Exercise brief
Which lines of the entries below hold the word "Maschile"? Report each of them.

+ + +

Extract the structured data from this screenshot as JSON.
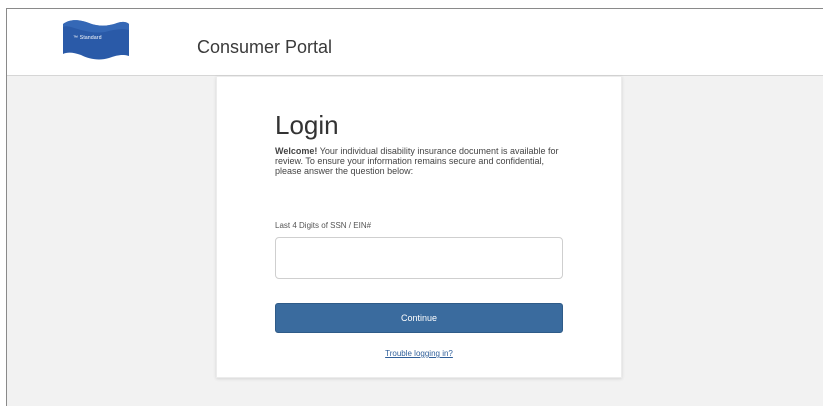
{
  "header": {
    "logo_text": "™ Standard",
    "portal_title": "Consumer Portal"
  },
  "login": {
    "title": "Login",
    "welcome_bold": "Welcome!",
    "welcome_text": " Your individual disability insurance document is available for review. To ensure your information remains secure and confidential, please answer the question below:",
    "ssn_label": "Last 4 Digits of SSN / EIN#",
    "ssn_value": "",
    "continue_label": "Continue",
    "trouble_link": "Trouble logging in?"
  },
  "colors": {
    "brand_blue": "#3a6b9e",
    "logo_blue": "#2a5aa8",
    "link_blue": "#2f5f9a"
  }
}
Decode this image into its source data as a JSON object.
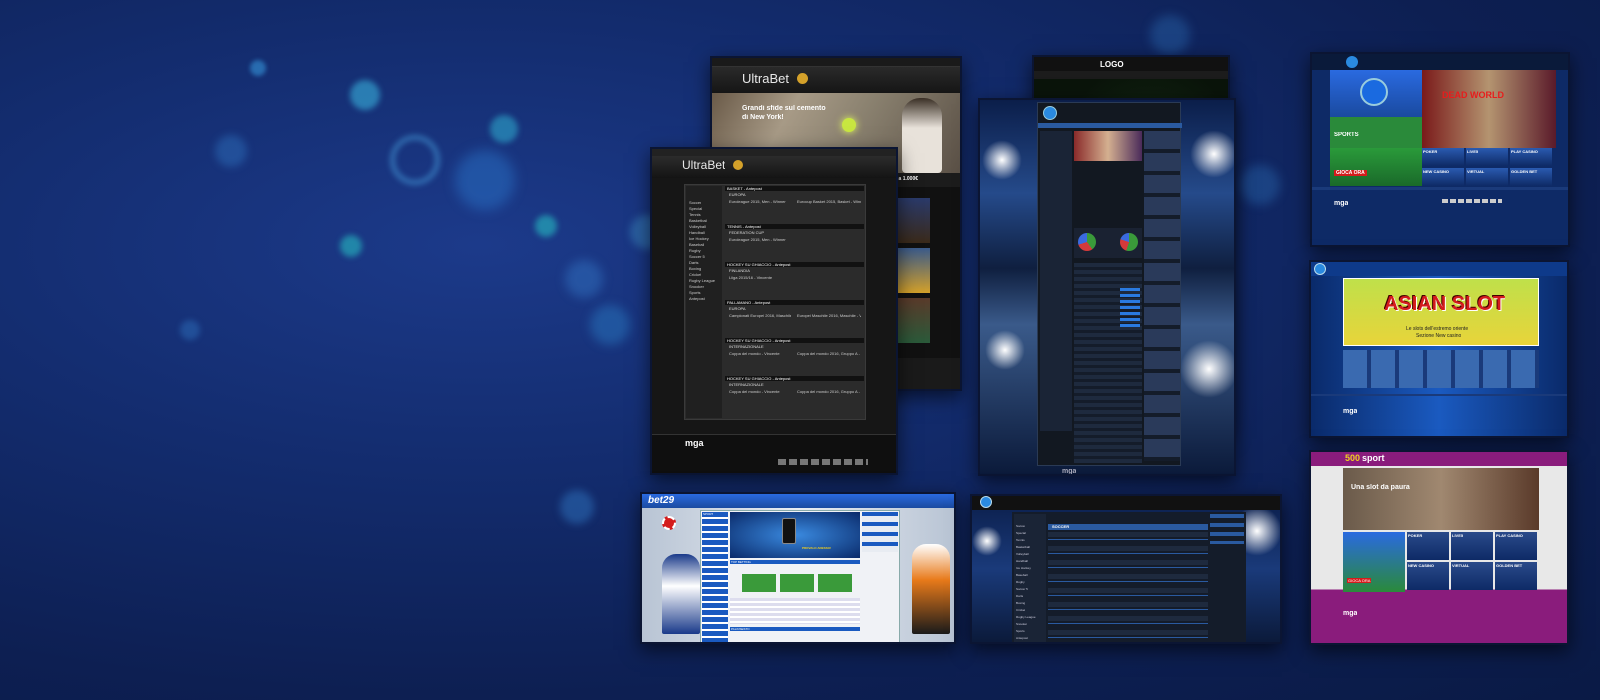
{
  "colors": {
    "background": "#0d1f52",
    "ultrabet_gold": "#d4a12a",
    "blue_accent": "#1e7ee0",
    "purple_accent": "#8a1c7c"
  },
  "ultrabet_back": {
    "brand": "UltraBet",
    "headline_line1": "Grandi sfide sul cemento",
    "headline_line2": "di New York!",
    "bonus": "fino a 1.000€"
  },
  "ultrabet_front": {
    "brand": "UltraBet",
    "sports": [
      "Soccer",
      "Special",
      "Tennis",
      "Basketball",
      "Volleyball",
      "Handball",
      "Ice Hockey",
      "Baseball",
      "Rugby",
      "Soccer 5",
      "Darts",
      "Boxing",
      "Cricket",
      "Rugby League",
      "Snooker",
      "Sports",
      "Antepost"
    ],
    "events": [
      {
        "title": "BASKET - Antepost",
        "group": "EUROPA",
        "left": "Euroleague 2015, Men - Winner",
        "right": "Eurocup Basket 2015, Basket - Winner"
      },
      {
        "title": "TENNIS - Antepost",
        "group": "FEDERATION CUP",
        "left": "Euroleague 2015, Men - Winner",
        "right": ""
      },
      {
        "title": "HOCKEY SU GHIACCIO - Antepost",
        "group": "FINLANDIA",
        "left": "Liiga 2015/16 - Vincente",
        "right": ""
      },
      {
        "title": "PALLAMANO - Antepost",
        "group": "EUROPA",
        "left": "Campionati Europei 2016, Maschile - Vincente",
        "right": "Europei Maschile 2016, Maschile - Vincente"
      },
      {
        "title": "HOCKEY SU GHIACCIO - Antepost",
        "group": "INTERNAZIONALE",
        "left": "Coppa del mondo - Vincente",
        "right": "Coppa del mondo 2016, Gruppo A - Vincente"
      },
      {
        "title": "HOCKEY SU GHIACCIO - Antepost",
        "group": "INTERNAZIONALE",
        "left": "Coppa del mondo - Vincente",
        "right": "Coppa del mondo 2016, Gruppo A - Vincente"
      }
    ],
    "footer_logo": "mga"
  },
  "dark_green_site": {
    "logo": "LOGO"
  },
  "stadium_site": {
    "footer_logo": "mga"
  },
  "blue_site_top": {
    "sports_label": "SPORTS",
    "cta": "GIOCA ORA",
    "dead_world": "DEAD WORLD",
    "tiles": [
      "POKER",
      "LIVE5",
      "PLAY CASINO",
      "NEW CASINO",
      "VIRTUAL",
      "GOLDEN BET"
    ],
    "footer_logo": "mga"
  },
  "asian_slot_site": {
    "title": "ASIAN SLOT",
    "subtitle_line1": "Le slots dell'estremo oriente",
    "subtitle_line2": "Sezione New casino",
    "footer_logo": "mga"
  },
  "sport500_site": {
    "brand_number": "500",
    "brand_word": "sport",
    "headline": "Una slot da paura",
    "cta": "GIOCA ORA",
    "tiles": [
      "SPORTS",
      "POKER",
      "LIVE5",
      "PLAY CASINO",
      "NEW CASINO",
      "VIRTUAL",
      "GOLDEN BET"
    ],
    "footer_logo": "mga"
  },
  "bet29_site": {
    "brand": "bet29",
    "promo": "PROVALO ADESSO!",
    "section_top": "TOP BETTING",
    "section_sport": "SPORT",
    "section_bottom": "PALINSESTO"
  },
  "soccer_site": {
    "section": "SOCCER",
    "sports": [
      "Soccer",
      "Special",
      "Tennis",
      "Basketball",
      "Volleyball",
      "Handball",
      "Ice Hockey",
      "Baseball",
      "Rugby",
      "Soccer 5",
      "Darts",
      "Boxing",
      "Cricket",
      "Rugby League",
      "Snooker",
      "Sports",
      "Antepost"
    ]
  }
}
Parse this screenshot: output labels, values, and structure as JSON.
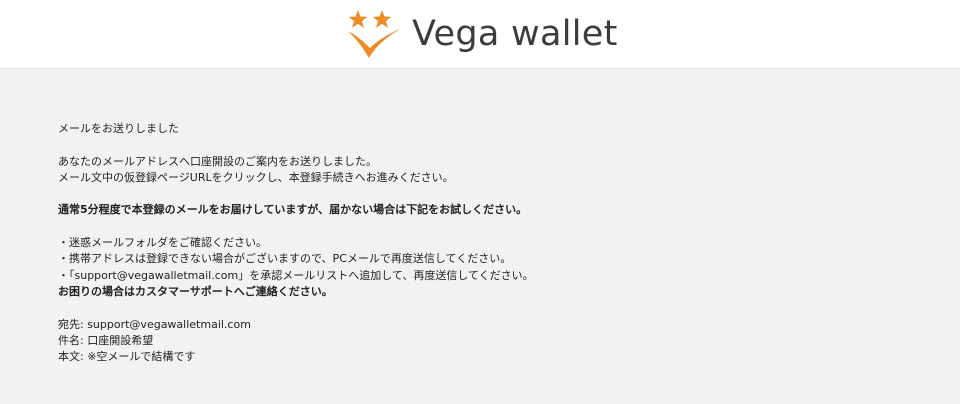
{
  "header": {
    "brand": "Vega wallet",
    "logo_icon": "vega-stars-v-logo",
    "colors": {
      "brand_orange": "#f08a24",
      "header_bg": "#ffffff",
      "page_bg": "#f2f2f2"
    }
  },
  "main": {
    "sent_title": "メールをお送りしました",
    "intro_1": "あなたのメールアドレスへ口座開設のご案内をお送りしました。",
    "intro_2": "メール文中の仮登録ページURLをクリックし、本登録手続きへお進みください。",
    "notice": "通常5分程度で本登録のメールをお届けしていますが、届かない場合は下記をお試しください。",
    "tip_1": "・迷惑メールフォルダをご確認ください。",
    "tip_2": "・携帯アドレスは登録できない場合がございますので、PCメールで再度送信してください。",
    "tip_3": "・「support@vegawalletmail.com」を承認メールリストへ追加して、再度送信してください。",
    "support_heading": "お困りの場合はカスタマーサポートへご連絡ください。",
    "to_line": "宛先: support@vegawalletmail.com",
    "subject_line": "件名: 口座開設希望",
    "body_line": "本文: ※空メールで結構です"
  }
}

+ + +

Response area
        "left": "Campionati Europei 2016, Maschile - Vincente",
        "right": "Europei Maschile 2016, Maschile - Vincente"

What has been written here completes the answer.